Lastly we come to the presentation which sits firmly on the Dragon Quest end of the anime spectrum. Everything has that very pristine and drawn “Japan’s idea of Fantasy” look which we all grew up with in games like Dragon Quest and Final Fantasy. Things are a little cutesy but not overbearingly so and there is enough variety in the enemies, items, and environments to keep things interesting. It’s a very basic look but just like the milquetoast story works very well with the laid back and relaxing yet endlessly addicting kingdom building gameplay. The music is a little all over the place but that’s because there’s way too damn much of it. There seems to be a different song or variation on a past song for every screen and character in the game and while most of it is quite good because there’s so much there it feels rather schizophrenic. Recorders, Spanish guitars, and I swear at one point a fucking washboard can all be heard in this game’s soundtrack and a consistent theme cannot be found throughout. That said I loved the Spanish guitar battle theme and the recorder tutorial music had me bobbing my head in idiotic glee. Put simply I really like the music in this game overall but it certainly does not seem to be a coherent part of the whole package.

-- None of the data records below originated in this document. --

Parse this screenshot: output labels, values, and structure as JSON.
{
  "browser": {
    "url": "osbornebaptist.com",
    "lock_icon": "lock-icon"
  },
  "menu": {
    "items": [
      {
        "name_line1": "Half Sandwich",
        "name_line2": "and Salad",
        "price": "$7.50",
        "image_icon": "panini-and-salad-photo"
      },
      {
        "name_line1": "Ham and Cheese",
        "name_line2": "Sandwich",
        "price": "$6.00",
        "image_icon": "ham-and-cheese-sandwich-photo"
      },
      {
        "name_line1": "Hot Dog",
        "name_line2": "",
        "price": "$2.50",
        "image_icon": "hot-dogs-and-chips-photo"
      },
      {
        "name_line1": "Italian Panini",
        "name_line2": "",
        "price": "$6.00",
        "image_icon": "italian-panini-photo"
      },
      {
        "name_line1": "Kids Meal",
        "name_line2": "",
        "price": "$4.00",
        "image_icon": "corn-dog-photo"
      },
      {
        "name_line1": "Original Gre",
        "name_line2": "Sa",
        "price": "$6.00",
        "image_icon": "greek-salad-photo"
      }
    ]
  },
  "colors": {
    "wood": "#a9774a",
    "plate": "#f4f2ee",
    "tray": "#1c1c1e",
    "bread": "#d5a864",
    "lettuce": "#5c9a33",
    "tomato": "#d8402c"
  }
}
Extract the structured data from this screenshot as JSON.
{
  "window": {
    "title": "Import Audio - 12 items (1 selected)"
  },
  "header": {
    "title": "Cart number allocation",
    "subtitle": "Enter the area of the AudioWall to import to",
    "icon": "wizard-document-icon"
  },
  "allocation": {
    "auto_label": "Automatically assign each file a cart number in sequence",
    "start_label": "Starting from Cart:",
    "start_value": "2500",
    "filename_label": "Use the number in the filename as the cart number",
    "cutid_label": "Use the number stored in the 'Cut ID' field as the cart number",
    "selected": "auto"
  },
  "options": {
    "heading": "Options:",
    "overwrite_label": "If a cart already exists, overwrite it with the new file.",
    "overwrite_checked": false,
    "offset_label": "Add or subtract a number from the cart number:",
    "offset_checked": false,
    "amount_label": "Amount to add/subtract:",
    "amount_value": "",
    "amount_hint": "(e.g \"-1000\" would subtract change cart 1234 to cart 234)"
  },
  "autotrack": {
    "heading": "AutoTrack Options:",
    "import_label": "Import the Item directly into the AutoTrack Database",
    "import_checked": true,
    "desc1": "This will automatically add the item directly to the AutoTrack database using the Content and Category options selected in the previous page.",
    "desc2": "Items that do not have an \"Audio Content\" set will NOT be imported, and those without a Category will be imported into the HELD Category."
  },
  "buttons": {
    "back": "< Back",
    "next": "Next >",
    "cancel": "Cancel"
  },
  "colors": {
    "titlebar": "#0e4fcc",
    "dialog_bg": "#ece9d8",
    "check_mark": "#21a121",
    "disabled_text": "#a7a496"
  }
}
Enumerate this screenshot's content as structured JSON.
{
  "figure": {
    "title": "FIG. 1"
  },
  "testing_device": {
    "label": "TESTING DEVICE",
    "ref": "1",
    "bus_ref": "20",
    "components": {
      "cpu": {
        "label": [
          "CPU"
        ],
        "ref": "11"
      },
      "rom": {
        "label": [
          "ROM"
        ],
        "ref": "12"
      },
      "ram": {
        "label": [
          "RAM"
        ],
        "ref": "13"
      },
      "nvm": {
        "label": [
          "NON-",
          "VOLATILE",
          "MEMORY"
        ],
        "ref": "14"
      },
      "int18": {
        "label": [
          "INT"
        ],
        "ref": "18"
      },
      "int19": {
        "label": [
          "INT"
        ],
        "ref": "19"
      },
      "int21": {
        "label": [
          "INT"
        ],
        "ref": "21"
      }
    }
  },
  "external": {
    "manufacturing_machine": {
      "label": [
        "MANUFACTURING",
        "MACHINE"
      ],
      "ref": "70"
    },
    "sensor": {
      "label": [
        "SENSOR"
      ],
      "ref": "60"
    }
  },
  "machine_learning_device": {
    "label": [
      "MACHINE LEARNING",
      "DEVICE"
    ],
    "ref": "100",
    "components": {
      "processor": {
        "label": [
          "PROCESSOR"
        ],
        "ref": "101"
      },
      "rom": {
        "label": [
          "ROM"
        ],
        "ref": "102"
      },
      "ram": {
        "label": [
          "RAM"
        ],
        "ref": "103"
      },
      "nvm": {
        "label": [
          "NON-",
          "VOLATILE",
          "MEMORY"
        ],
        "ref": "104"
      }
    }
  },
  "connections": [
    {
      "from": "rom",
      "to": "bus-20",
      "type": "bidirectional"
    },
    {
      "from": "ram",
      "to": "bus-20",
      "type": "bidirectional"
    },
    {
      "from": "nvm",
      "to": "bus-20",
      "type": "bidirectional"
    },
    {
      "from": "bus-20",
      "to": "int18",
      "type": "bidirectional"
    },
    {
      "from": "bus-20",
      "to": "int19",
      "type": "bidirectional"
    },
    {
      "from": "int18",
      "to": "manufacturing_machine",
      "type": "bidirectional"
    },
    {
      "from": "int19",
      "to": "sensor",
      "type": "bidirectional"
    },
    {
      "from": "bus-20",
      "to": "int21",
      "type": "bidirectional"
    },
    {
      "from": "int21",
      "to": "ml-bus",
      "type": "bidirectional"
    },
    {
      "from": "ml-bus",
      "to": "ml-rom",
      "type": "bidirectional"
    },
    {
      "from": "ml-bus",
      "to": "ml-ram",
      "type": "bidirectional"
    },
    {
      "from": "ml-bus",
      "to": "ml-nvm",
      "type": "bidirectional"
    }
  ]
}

So I went into this game with pretty much no expectations; I was thinking it’d be just another mediocre JRPG I’d slog my way through but instead I got the kind of obsessively fun experience that manages to get me to pull an accidental all-nighter. While it is certainly short for a JRPG at only 16 hours (at least on my playthrough, maybe I got the bad ending or something) I relished every one of those hours and was genuinely pissed off when it was over because I wanted to play more. So for the kind of addicting experience that makes even a jaded misanthrope like myself smile, I’m happy to give Atelier Meruru: Apprentice of Arland a 5 out of 5 stars. While the overt anime cuteness of this game will be too much for the greater gaming community to take if you’re already on the JRPG train and can deal with a bit of the anime then I cannot recommend this game enough, now if you’ll excuse me I have a second playthrough to start.